━━ MATERIAL SHOWN ━━
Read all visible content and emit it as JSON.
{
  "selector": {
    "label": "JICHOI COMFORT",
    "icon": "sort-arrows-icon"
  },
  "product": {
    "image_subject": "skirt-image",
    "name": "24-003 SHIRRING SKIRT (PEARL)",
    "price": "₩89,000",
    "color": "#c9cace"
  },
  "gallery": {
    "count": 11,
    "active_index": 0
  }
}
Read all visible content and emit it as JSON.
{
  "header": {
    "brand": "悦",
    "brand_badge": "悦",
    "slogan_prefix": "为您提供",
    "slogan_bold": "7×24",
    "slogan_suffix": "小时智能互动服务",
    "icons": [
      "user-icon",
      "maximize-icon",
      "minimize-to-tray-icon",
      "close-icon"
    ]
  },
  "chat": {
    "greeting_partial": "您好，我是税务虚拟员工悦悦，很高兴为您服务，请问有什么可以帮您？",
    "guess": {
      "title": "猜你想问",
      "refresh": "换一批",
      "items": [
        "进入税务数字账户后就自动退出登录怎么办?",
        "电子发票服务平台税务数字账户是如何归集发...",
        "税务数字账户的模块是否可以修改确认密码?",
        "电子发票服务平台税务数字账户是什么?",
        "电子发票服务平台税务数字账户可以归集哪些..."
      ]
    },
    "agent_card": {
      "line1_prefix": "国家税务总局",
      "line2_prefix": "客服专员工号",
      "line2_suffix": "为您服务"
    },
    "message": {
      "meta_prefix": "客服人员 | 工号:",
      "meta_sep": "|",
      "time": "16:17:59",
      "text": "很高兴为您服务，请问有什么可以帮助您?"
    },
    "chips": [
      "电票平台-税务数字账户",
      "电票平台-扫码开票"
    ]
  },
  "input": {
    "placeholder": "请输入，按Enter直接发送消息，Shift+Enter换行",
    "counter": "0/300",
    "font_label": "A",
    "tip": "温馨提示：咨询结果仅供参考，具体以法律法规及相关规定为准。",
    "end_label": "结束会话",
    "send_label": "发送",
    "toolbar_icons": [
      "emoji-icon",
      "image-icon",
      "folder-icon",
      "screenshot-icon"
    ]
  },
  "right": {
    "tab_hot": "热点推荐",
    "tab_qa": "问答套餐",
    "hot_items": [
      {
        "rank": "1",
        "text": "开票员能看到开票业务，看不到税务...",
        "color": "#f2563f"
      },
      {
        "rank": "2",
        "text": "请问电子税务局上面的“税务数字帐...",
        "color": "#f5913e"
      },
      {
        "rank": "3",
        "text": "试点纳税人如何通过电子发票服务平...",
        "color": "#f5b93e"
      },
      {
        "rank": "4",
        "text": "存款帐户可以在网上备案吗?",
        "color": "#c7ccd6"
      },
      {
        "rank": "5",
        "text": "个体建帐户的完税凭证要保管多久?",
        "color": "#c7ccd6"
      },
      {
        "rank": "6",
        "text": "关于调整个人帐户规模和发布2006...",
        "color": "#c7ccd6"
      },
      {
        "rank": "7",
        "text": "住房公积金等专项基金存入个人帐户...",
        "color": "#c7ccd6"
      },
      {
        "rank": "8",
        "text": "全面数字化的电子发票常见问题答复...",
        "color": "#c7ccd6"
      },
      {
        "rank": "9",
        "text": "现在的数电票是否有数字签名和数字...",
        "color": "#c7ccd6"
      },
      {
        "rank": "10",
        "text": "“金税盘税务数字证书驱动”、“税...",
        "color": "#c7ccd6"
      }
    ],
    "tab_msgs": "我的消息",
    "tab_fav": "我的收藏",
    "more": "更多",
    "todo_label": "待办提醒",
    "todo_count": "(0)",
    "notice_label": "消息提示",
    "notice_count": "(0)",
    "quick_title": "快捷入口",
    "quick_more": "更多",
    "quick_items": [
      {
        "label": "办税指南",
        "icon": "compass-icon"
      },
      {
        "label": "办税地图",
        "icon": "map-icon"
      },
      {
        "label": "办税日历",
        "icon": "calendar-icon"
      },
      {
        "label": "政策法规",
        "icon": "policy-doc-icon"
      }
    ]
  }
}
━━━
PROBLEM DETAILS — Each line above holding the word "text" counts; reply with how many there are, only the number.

COMPLETED TASK — 11